[Exercise goal]: Copy every line from the records below that holds the word "structured".

(Website and app data records)
╔══

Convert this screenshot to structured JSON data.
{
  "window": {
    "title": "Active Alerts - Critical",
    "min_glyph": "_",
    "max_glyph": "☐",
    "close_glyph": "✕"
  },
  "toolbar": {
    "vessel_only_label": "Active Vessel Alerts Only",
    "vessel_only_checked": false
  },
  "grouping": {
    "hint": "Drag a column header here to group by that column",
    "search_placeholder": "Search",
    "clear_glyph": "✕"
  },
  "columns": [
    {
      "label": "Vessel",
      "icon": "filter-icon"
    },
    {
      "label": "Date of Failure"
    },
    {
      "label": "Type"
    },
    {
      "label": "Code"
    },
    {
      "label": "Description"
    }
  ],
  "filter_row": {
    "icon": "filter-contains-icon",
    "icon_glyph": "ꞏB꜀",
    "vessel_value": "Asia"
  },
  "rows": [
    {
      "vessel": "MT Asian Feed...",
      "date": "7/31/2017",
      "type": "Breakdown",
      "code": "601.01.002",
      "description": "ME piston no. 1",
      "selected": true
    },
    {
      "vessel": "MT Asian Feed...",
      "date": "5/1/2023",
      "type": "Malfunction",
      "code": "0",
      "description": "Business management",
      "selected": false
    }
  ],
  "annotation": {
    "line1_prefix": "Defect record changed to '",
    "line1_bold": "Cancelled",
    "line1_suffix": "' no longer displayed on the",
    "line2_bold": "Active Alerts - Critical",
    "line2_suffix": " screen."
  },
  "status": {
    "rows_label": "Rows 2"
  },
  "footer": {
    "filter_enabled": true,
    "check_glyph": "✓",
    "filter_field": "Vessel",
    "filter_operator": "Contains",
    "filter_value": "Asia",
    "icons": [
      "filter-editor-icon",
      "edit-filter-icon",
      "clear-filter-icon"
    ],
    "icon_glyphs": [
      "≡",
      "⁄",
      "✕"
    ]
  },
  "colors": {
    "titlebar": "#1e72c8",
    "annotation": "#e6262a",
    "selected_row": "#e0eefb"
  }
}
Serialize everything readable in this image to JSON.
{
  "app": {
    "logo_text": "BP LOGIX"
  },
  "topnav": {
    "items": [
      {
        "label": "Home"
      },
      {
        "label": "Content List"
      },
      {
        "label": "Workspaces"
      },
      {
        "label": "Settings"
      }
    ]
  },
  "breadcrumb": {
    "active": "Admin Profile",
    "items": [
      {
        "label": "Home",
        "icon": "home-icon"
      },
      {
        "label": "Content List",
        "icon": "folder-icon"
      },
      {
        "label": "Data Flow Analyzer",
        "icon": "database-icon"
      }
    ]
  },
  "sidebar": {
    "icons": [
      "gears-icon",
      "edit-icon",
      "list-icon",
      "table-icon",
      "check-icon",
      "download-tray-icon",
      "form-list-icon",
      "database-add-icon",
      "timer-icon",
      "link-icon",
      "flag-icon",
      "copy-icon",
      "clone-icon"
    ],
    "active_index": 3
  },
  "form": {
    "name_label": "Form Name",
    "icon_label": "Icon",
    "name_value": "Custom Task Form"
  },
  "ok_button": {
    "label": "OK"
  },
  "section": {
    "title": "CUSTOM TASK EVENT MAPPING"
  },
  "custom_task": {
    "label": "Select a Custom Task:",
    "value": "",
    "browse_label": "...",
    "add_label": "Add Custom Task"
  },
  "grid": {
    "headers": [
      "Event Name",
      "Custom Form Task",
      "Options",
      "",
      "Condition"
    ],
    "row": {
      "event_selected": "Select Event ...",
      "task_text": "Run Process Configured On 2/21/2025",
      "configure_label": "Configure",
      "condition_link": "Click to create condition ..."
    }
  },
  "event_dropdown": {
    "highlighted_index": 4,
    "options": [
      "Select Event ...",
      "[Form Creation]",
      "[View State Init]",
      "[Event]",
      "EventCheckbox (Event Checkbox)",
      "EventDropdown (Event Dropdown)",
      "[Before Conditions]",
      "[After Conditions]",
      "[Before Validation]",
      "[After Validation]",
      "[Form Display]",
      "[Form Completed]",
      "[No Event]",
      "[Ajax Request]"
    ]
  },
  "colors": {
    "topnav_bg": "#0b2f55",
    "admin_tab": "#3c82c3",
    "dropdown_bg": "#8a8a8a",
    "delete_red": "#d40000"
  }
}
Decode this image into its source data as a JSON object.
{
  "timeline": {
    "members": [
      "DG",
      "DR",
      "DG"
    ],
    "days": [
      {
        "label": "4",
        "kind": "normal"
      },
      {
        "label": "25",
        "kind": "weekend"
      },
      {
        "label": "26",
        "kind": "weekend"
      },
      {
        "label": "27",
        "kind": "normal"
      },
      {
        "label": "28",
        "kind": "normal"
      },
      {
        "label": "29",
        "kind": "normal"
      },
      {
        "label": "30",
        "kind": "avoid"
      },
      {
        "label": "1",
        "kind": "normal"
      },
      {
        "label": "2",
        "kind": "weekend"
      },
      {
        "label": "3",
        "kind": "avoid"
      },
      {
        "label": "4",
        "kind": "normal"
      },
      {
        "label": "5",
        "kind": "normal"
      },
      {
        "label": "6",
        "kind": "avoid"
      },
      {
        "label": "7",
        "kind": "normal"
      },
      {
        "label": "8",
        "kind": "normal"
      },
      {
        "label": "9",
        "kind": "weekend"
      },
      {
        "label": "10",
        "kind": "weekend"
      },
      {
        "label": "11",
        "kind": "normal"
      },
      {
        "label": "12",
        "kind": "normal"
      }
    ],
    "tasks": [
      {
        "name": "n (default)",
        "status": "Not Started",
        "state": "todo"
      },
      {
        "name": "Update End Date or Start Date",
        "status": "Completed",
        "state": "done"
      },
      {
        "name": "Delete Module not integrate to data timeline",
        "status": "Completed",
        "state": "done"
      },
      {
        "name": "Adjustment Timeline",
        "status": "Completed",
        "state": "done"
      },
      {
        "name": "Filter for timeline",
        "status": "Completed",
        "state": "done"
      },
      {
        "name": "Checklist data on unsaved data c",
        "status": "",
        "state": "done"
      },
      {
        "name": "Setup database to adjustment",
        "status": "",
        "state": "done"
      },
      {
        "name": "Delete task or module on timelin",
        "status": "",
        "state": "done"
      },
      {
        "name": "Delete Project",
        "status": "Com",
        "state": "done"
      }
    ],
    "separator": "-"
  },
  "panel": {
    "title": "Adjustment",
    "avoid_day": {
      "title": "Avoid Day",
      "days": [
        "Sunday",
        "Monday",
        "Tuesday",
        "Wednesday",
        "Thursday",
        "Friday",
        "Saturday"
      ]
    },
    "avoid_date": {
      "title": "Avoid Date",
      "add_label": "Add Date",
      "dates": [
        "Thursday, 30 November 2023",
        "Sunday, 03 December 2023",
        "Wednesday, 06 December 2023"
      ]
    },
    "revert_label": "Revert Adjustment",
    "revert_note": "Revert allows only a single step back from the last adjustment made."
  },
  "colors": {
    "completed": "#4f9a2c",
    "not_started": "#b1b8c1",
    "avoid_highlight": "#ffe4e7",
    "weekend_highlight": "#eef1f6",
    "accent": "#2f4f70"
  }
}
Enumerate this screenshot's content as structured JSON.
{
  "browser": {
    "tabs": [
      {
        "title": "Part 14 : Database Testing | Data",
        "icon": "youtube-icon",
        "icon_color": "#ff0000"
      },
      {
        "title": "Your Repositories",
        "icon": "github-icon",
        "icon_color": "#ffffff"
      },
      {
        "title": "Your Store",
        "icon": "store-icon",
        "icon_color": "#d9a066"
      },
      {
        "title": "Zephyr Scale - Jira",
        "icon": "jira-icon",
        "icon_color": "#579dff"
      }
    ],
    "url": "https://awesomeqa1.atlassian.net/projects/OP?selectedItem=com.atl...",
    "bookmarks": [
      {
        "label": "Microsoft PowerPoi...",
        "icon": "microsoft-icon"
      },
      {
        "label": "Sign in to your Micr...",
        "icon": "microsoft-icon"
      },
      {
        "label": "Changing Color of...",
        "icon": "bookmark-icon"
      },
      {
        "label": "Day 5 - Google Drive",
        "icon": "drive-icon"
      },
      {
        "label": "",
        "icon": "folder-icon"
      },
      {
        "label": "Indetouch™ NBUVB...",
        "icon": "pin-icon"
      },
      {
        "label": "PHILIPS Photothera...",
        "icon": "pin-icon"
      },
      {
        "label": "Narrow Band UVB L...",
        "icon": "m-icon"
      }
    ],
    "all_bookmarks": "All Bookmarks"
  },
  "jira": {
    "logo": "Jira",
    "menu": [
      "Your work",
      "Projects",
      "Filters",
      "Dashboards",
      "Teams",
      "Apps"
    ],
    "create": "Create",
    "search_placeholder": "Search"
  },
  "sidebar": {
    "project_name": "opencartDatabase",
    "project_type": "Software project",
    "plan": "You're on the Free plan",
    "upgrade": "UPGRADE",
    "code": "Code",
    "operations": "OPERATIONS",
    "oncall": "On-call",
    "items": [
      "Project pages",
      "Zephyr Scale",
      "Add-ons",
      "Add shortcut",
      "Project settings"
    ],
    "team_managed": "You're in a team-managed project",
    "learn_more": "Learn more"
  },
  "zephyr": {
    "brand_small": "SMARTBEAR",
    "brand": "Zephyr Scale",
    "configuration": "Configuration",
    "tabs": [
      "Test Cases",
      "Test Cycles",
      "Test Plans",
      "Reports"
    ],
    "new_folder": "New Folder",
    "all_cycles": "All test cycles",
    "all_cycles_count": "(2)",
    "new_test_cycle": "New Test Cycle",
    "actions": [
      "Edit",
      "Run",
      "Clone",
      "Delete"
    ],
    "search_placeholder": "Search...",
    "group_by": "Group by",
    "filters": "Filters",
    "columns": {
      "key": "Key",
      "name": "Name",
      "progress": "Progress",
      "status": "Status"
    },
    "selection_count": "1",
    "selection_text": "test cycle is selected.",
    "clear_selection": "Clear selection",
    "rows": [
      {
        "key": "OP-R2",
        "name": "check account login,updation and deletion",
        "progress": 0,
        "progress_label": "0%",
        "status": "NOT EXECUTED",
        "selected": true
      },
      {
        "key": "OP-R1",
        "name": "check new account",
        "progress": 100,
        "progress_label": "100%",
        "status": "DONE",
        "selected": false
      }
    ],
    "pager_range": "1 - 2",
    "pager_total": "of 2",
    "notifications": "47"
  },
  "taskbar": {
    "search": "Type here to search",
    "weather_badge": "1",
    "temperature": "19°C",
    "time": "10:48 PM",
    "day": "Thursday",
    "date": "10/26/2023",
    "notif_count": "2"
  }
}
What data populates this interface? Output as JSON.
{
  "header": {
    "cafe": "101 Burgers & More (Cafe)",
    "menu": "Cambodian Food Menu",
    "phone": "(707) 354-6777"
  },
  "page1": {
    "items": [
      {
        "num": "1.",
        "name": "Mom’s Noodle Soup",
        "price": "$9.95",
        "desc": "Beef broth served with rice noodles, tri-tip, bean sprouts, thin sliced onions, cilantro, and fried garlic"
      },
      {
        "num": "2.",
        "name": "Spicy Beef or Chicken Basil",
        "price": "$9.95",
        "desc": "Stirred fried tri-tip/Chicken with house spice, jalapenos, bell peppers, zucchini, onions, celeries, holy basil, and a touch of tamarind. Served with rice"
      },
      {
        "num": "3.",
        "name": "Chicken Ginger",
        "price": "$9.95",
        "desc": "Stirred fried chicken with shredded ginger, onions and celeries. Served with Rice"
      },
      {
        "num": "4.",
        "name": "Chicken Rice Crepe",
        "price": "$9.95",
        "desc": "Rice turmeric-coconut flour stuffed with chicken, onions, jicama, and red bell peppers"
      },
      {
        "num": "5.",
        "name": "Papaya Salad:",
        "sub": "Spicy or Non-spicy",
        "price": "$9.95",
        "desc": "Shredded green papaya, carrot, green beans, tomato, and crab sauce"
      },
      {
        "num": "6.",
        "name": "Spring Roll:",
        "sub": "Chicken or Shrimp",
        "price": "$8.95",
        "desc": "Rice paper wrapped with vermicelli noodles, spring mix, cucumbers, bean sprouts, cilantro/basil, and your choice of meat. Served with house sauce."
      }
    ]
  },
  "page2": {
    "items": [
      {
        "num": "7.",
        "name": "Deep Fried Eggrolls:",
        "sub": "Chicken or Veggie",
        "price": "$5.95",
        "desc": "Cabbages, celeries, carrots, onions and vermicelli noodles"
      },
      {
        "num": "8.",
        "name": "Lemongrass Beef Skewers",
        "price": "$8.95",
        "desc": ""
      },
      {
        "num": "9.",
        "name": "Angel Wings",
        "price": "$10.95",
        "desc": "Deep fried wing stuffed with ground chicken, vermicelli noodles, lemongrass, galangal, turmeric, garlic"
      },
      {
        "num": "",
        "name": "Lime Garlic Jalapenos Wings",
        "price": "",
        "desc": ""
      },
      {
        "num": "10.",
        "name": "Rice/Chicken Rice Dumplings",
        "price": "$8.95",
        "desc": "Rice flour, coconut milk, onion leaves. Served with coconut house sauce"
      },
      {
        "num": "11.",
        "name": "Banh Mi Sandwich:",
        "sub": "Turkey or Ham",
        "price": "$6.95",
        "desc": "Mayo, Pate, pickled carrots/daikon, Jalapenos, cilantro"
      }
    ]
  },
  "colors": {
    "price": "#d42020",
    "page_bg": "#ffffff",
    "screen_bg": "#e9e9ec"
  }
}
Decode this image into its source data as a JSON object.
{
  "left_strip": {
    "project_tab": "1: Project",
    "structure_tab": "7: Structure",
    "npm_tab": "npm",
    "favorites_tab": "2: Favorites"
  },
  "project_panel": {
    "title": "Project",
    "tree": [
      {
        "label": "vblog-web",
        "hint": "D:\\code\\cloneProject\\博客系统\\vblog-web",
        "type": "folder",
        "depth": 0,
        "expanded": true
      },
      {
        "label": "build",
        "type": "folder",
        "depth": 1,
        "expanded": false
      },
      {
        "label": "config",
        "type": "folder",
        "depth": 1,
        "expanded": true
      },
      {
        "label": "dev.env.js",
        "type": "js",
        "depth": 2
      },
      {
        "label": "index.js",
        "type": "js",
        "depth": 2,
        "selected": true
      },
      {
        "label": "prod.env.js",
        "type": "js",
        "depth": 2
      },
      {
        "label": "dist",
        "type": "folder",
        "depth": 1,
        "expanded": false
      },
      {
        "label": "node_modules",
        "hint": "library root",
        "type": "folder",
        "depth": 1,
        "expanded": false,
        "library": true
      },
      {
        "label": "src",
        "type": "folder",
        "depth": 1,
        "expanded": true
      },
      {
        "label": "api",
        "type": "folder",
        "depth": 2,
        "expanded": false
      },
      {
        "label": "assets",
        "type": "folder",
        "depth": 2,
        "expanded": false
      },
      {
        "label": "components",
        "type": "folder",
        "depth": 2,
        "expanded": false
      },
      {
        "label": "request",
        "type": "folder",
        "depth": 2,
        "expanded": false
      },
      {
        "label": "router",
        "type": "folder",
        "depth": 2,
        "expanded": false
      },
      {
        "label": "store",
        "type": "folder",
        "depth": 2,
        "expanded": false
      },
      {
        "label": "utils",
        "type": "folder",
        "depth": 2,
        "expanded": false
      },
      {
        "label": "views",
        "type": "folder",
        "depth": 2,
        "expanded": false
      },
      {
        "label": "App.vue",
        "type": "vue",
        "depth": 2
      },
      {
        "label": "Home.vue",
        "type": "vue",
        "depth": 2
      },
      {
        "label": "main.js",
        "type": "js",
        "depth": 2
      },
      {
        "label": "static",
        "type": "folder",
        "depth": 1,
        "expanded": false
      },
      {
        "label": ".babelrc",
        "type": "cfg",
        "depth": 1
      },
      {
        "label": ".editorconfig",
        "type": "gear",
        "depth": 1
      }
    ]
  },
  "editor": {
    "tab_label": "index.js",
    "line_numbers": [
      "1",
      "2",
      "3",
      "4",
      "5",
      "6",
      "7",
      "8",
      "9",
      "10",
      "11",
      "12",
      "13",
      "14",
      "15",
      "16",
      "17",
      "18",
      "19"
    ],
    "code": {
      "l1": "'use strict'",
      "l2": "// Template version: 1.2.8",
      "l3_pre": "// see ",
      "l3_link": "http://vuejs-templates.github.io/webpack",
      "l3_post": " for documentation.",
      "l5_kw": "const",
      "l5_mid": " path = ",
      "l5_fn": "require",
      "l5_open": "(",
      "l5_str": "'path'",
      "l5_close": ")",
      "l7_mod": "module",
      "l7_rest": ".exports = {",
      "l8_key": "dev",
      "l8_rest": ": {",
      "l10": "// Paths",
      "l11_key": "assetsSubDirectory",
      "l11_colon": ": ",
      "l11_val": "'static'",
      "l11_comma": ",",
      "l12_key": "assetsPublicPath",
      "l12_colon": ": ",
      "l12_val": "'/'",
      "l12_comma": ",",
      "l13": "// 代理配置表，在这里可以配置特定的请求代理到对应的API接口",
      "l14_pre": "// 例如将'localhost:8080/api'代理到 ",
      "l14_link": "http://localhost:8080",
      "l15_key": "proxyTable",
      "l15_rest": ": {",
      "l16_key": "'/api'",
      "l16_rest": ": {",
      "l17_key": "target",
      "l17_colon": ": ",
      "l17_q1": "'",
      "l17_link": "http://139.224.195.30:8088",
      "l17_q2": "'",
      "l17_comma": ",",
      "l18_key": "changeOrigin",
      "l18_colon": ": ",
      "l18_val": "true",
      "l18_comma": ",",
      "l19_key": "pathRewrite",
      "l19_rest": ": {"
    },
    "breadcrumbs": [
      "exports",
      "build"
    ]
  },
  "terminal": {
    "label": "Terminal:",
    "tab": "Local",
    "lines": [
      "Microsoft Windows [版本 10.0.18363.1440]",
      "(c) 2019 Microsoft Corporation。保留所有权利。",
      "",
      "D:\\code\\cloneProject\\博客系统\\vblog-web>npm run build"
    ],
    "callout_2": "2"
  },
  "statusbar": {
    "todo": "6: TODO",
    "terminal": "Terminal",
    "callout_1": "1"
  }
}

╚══

[Response to this exercise]:
Convert this screenshot to structured JSON data.
Enumerate this screenshot's content as structured JSON.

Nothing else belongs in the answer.